Slide 1
Slide 2

French Meadow president SBA’s person of year

Posted on March 23, 2005

Minneapolis, Minnesota — Slightly more than a year ago, federal law enforcement agents were trying to prevent Lynn Gordon, president of French Meadow Bakery in Minneapolis, from selling her popular bread made with hemp seed.

Now that the courts have said that hemp bread can be sold without violating drug laws, another federal agency has given Gordon its highest honor.

The Minneapolis office of the Small Business Administration (SBA) on Tuesday named Gordon its 2005 small-business person of the year.

“It’s a great, great honor,” Gordon said. “My visions for the future have often been challenged. It’s rather amazing, to say the least.”

The annual award recognizes a company that exhibits outstanding sales and employment growth, financial strength, innovation and contributions to the community. Gordon, who operates a bakery and cafe in south Minneapolis, will be honored in Washington, D.C., along with 49 other state winners during national Small Business Week, April 24-29.

Lynn Gordon, a macrobiotic cooking teacher, started her bread business in 1985 by making naturally leavened bread that contained no yeast. She began by selling her bread to natural food co-ops and eventually leased some production space in a Burnsville cheesecake factory. She now has revenue of $5 million and produces 2 million loaves annually that are distributed nationally to major food retailers from her Minneapolis facility.

Her hemp bread, which is made with whole-wheat flour, flaxseed, pumpkin seeds and other organic ingredients, attracted the attention of federal drug enforcement agents, which wanted to ban its distribution. In February 2004, the Ninth U.S. Circuit Court of Appeals in San Francisco ruled that the U.S. Drug Enforcement Agency was wrong to establish rules that defined certain natural hemp products as controlled substances when used to prepare food for human consumption. The court ruled that there is no danger to consumers from such products, even if they contain trace amounts of THC, the “psychoactive” element that makes marijuana an illegal drug.

Gordon’s business features many types of bread, including breads formulated to provide for the specific health needs of men and women.

“We’ve been certified organic for 20 years,” Gordon said. “We bake only yeast-free, naturally leavened bread and add no sweeteners.”

Others honored by the SBA were Kent Johnson, president of Plymouth Plumbing, St. Michael, for building a small business into a large company. Diane Buzzeo, president of Spicer-based Marketing Concepts, was named woman business owner of the year, and Sawbill Canoe Outfitters of Tofte was named family-owned small business of the year.

Robert, Ryan and Aaron Weber, founders of of Waite Park, were named young entrepreneurs of the year. Douglas and Janet McMillan, owners of Corner Coffee House, Little Canada, were named emerging entrepreneurs of the year. Tom Burke, national program director of Wells Fargo’s SBA Lending Division, was named financial services champion of the year.

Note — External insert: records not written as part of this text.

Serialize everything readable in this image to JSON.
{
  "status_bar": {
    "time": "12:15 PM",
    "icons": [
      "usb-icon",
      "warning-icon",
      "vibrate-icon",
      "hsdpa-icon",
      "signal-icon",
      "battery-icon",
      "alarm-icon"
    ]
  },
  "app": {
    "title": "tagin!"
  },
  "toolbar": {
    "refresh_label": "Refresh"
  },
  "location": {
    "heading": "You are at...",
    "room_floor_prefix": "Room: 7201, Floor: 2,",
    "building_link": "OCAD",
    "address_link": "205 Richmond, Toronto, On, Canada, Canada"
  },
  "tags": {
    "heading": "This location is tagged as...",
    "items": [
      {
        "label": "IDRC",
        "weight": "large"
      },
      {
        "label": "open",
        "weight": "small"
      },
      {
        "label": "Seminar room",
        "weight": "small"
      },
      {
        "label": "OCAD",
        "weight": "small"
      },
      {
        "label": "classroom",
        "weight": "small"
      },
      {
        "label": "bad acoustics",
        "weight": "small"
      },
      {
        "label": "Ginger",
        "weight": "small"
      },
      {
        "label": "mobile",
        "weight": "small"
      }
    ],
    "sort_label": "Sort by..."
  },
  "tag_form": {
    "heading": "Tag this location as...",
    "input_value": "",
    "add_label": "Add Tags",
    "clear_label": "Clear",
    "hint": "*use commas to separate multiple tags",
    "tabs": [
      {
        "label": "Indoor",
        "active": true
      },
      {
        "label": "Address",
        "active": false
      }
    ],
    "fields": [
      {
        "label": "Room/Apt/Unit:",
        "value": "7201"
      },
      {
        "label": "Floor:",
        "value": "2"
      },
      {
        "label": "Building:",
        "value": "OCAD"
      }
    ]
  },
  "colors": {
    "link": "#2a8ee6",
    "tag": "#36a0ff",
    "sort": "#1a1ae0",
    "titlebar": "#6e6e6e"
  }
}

Copyright © 2005, Star Tribune. All rights reserved.

Leave a Reply

Your email address will not be published. Required fields are marked *

This site uses Akismet to reduce spam. Learn how your comment data is processed.